Less expensive and nearly as good as the P255, try the Casio Privia pianos. The Casio PX-5S is the top of the line and many prefer it to the Yamaha; it's in a similar class and it's a matter of personal preference. I particularly like the feel of the PX-5S's keys. In addition, it has a pretty full-featured polysynth built into it; a very versatile instrument (but no built-in speakers).
If you'll be using your own sound system rather than built-in speakers, demo them using headphones you're familiar with, which levels the playing field.
If you can find a place to try them, Kawai MP series pianos are highly regarded. Many folks think the MP10 has the best action of any digital (except for ones that have full real grand piano actions).
Except for the PX-5S, the above are good pianos but not that great at other things. They'll have decent simple string sounds, and some have electric piano sounds that are OK, but they're primarily pianos. If you want a wider palette of sounds, let us know.

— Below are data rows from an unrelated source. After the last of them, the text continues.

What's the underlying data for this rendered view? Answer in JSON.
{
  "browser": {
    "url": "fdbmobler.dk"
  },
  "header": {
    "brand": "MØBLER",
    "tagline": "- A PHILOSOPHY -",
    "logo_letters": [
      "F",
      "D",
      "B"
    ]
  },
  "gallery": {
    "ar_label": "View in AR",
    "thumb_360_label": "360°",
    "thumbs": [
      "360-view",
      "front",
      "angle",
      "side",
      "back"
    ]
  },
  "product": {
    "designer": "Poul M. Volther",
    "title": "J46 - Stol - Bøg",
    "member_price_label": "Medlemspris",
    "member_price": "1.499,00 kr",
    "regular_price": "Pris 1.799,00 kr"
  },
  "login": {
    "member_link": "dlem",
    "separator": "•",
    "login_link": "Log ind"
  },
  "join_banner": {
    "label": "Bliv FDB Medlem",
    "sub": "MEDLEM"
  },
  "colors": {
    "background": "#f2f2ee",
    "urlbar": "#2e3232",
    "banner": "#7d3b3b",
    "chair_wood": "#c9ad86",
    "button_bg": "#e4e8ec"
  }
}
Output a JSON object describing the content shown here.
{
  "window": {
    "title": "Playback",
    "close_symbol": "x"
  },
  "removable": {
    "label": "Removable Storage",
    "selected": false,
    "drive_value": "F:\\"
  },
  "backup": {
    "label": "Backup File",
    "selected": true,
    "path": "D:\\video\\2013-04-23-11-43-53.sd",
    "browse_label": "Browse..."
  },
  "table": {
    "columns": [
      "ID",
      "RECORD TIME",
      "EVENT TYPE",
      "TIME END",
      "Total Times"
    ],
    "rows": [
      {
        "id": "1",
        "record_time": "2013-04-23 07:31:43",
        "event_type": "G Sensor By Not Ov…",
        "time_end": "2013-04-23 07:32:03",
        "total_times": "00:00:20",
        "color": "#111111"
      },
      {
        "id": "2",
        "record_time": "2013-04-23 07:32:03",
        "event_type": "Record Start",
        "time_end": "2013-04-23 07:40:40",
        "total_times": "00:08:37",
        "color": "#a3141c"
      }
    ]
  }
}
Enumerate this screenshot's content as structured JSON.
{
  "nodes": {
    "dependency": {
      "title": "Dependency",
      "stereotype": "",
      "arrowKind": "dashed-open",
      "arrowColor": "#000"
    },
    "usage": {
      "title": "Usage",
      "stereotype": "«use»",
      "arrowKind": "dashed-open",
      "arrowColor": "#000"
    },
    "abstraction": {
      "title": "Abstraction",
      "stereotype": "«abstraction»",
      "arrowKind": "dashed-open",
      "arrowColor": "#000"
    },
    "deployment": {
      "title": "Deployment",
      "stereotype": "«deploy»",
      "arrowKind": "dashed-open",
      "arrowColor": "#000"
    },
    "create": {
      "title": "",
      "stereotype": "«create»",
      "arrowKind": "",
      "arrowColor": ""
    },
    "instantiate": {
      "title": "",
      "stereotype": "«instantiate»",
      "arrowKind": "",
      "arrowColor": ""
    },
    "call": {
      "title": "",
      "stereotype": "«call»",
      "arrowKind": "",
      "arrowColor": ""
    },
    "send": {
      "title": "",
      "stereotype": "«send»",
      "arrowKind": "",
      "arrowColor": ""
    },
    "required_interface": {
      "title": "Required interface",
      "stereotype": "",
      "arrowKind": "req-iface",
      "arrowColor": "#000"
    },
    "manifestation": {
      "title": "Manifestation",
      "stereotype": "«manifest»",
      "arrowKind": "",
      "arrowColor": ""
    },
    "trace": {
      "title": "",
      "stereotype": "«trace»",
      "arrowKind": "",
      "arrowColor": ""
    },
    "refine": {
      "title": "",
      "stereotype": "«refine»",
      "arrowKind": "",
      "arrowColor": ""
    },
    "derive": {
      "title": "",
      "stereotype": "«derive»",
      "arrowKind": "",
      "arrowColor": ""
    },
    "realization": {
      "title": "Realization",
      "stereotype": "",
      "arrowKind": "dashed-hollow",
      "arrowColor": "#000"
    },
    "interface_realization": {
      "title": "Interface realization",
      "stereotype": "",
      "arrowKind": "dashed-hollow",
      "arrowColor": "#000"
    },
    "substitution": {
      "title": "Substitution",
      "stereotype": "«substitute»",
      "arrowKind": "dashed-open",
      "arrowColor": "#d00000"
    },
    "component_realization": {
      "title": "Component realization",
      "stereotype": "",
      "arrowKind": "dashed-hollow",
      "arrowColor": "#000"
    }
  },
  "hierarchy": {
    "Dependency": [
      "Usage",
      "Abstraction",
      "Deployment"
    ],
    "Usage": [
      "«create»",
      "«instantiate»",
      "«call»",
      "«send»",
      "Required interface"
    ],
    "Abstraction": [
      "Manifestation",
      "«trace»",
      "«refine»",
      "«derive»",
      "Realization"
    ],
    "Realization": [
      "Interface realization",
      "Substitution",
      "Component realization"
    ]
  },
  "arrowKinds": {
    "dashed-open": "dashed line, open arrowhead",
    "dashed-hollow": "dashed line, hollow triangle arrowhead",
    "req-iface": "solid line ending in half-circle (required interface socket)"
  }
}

you say you want to get back into keys. What did you develop your chops on? If it was an acoustic piano (like me) then you may be sensitive to a few characteristics that would not be noticed by others. For example: piano keys are heavier at the bass end than at the treble end of the keyboard.
Many electronic keyboards pivot their keys closer to your fingers than a real piano, so if your thumb is on a black key and your longest finger is on a white key, your finger may be so close to the pivot that you may not succeed in pressing the key during normal playing (if you are used to the way a real piano feels). If your history is electronic keyboards, you may already have adapted to this quirk. All of the Yamaha keyboards I have ever played have been good in this respect, but I absolutely hate the way my M-audio keyboard feels.
The other characteristic I am a bit fussy about is the way a piano key gets a bit harder to press when it is down 80% of the way, and then suddenly lets go during the final 20%. It does not bother me if an electronic keyboard does not mimic this detail, but I do appreciate it when it does.
If you suspect you may later become annoyed by such feel aspects, visit the shops and compare the feel of many models to get an idea of what the differences are. If you doubt you will later become annoyed by such trivial issues, then go by sound, MIDI implementation, after-touch capability and whether you need pitch-bend and modulation controls.
Darren "Mac" McDougall
Watch the video on my MIDI Line-Lump that transforms 2-finger keyboard playing into seriously good work. *** WARNING *** Do not operate the Note Toucher BTH1 inside a naked flame or next to a sulfuric acid throwing machine.
Thank you both for your replies - I had given up on getting any feedback. I already bought the Yamaha and for now am quite happy with it. Got a good price. I'll post more as I get more acquainted with it.